Jack Bretl and Andrew
The horror of modern war separates the good from the bad. In chapter eight of All Quiet On The Western Front there is a sense of poor treatment and horror. The Russian prisoners of war are forced to dig through the German trash just to find something to eat. The horrible treatment of the Russian prisoners is bringing out another side of Paul where he realizes the commonness of man.The quote below explains and expands our broad theme. It describes Paul’s experience seeing the Russians at their concentration camp.
“They rarely speak and then only a few words. They are more human and more brotherly towards one another, it seems to me, than we are.
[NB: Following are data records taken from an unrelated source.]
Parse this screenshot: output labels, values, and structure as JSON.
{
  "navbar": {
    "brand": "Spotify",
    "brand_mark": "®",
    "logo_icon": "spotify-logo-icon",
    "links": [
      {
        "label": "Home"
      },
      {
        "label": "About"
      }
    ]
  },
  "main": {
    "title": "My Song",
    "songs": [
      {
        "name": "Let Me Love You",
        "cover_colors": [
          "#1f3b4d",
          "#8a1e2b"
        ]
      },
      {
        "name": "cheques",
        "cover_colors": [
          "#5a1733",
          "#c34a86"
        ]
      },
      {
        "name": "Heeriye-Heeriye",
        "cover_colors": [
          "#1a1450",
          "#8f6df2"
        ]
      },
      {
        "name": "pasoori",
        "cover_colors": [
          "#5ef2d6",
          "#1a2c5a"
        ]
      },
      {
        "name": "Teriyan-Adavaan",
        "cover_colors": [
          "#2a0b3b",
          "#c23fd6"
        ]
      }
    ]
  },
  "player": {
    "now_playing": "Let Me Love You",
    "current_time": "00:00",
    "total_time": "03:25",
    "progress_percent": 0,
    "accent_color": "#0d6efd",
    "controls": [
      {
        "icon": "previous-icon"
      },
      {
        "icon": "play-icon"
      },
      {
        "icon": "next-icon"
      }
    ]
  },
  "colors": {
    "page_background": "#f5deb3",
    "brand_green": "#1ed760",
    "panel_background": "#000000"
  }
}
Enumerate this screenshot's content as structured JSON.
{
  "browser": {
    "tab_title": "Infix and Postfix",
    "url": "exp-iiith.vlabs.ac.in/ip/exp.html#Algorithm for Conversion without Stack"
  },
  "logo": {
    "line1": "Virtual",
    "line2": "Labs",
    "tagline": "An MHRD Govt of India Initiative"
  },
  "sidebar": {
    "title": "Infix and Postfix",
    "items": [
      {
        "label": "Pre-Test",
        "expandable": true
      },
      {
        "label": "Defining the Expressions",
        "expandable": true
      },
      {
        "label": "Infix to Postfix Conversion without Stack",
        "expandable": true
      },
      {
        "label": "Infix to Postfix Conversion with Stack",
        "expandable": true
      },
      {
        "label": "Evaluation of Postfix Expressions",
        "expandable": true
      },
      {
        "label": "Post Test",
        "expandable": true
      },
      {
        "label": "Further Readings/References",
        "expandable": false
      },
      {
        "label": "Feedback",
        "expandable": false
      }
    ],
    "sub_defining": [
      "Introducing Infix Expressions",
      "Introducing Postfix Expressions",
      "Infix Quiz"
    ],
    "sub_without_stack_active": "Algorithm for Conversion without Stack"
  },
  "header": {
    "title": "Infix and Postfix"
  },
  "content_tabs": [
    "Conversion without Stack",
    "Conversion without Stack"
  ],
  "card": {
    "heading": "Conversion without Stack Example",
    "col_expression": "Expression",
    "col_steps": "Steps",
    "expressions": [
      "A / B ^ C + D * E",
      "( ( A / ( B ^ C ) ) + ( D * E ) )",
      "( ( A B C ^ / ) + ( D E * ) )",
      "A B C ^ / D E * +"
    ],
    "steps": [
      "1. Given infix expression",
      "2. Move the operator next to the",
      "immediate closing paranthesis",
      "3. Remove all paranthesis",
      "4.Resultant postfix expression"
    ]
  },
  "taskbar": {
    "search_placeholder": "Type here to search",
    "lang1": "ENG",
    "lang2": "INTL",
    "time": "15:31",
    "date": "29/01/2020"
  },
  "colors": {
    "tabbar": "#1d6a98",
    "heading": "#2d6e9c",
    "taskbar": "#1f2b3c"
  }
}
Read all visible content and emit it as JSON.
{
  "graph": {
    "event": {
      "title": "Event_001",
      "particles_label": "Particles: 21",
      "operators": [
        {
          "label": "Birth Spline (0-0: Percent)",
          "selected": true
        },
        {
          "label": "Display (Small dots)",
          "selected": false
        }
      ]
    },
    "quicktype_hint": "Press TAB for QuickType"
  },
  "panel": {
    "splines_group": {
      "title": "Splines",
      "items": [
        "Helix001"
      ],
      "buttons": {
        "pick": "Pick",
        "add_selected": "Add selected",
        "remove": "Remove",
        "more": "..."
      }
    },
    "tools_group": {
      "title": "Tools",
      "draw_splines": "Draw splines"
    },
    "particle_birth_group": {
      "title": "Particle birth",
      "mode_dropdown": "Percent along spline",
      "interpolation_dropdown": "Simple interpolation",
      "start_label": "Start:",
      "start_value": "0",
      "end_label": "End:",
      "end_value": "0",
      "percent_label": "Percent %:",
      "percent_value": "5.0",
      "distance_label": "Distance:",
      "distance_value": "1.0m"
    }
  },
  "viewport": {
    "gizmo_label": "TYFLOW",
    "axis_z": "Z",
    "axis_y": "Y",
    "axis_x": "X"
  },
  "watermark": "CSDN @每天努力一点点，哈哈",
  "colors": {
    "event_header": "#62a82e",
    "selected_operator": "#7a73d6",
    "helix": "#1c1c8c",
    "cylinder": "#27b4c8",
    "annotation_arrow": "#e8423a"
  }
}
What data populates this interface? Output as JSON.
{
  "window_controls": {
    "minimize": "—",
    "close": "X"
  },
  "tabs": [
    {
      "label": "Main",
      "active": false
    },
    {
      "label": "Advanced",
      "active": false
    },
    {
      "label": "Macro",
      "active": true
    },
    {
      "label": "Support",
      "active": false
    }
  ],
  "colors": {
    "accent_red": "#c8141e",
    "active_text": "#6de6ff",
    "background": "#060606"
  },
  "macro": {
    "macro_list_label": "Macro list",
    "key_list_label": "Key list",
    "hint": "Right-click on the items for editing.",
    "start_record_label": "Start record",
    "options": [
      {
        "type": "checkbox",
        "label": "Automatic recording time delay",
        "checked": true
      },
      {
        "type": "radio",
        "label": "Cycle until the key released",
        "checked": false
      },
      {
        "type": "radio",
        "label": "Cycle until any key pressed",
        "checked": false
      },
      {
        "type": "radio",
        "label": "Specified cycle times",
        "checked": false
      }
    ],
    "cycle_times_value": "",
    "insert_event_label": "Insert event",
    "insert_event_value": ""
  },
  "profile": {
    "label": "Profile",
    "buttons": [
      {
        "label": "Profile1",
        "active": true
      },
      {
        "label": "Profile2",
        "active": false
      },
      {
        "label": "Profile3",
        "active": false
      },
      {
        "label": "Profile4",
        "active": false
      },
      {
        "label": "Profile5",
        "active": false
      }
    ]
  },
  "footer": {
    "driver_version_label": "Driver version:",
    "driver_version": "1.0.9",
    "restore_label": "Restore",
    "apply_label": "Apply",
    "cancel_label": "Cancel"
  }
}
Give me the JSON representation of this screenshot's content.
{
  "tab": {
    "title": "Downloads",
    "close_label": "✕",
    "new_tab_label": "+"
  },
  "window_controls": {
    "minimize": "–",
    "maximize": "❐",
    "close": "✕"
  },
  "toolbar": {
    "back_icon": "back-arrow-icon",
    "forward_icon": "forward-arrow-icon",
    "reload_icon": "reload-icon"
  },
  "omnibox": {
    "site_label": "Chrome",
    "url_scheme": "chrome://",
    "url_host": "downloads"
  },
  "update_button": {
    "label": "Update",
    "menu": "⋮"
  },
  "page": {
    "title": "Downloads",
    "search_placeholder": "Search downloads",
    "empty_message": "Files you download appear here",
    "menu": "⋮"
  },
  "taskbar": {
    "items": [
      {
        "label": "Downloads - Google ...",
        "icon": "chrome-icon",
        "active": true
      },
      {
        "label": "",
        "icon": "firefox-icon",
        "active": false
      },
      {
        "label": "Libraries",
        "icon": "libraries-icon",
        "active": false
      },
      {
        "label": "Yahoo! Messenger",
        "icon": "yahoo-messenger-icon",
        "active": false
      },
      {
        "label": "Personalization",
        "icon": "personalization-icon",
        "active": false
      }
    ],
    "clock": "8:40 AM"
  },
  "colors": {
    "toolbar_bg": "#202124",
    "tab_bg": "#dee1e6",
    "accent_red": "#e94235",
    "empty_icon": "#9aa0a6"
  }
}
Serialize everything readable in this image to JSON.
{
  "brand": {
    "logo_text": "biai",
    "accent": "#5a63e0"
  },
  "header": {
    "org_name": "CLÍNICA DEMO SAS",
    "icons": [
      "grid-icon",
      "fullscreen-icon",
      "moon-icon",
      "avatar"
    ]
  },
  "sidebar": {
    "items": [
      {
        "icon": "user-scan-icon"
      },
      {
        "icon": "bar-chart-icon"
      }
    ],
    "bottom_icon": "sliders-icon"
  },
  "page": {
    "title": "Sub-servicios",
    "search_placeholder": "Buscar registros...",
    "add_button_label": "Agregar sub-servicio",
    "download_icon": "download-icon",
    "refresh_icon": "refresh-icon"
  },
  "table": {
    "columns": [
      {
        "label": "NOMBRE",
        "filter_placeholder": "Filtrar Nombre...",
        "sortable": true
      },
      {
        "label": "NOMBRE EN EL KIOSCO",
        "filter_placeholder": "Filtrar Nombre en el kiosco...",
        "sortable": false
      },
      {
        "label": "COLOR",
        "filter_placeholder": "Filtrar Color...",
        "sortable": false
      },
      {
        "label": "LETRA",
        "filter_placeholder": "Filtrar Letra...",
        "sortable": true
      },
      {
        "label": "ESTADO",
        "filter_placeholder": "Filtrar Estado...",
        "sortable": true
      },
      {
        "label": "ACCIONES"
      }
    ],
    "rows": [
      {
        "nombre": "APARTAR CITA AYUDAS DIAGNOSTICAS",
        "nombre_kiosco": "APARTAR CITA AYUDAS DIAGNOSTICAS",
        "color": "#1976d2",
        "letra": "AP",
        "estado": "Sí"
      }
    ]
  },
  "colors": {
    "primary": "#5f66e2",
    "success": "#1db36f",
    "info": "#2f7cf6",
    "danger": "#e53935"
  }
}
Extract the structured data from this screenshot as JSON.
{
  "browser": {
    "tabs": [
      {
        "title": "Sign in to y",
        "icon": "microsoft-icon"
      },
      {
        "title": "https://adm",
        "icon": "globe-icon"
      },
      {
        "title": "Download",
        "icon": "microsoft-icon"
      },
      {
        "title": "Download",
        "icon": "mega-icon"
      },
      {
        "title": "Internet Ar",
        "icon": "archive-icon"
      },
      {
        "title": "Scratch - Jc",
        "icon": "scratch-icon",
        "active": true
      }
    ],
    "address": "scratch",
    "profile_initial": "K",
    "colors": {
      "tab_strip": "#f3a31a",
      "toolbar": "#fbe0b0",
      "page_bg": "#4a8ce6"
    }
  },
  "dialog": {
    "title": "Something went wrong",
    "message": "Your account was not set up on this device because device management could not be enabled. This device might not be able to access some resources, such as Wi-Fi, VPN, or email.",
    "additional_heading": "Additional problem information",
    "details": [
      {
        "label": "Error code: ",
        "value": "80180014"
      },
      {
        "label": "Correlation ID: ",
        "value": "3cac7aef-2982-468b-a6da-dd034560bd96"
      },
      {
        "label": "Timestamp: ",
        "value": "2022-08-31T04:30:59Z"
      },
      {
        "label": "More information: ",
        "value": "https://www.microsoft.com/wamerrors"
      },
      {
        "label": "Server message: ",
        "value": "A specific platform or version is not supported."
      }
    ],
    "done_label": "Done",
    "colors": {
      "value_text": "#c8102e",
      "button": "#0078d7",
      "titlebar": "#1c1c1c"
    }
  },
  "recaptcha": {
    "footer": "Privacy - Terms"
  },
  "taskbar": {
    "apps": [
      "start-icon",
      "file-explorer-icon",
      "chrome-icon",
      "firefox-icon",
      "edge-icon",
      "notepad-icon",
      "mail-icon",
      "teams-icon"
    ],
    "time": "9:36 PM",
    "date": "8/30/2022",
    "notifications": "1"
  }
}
But perhaps that is merely because they feel themselves to be more unfortunate than us. Anyway the war is over so far as they are concerned. But to wait for dysentery is not much of a life either.”
The horrors of war changed Paul’s outlook on the enemies of war. Paul’s experience seeing the struggle of the Russians made him think of them less of prisoners and more of victims. What the Russians went through was so in humane that even though Paul knew they were the enemy he struggled to not empathize. Paul’s actions in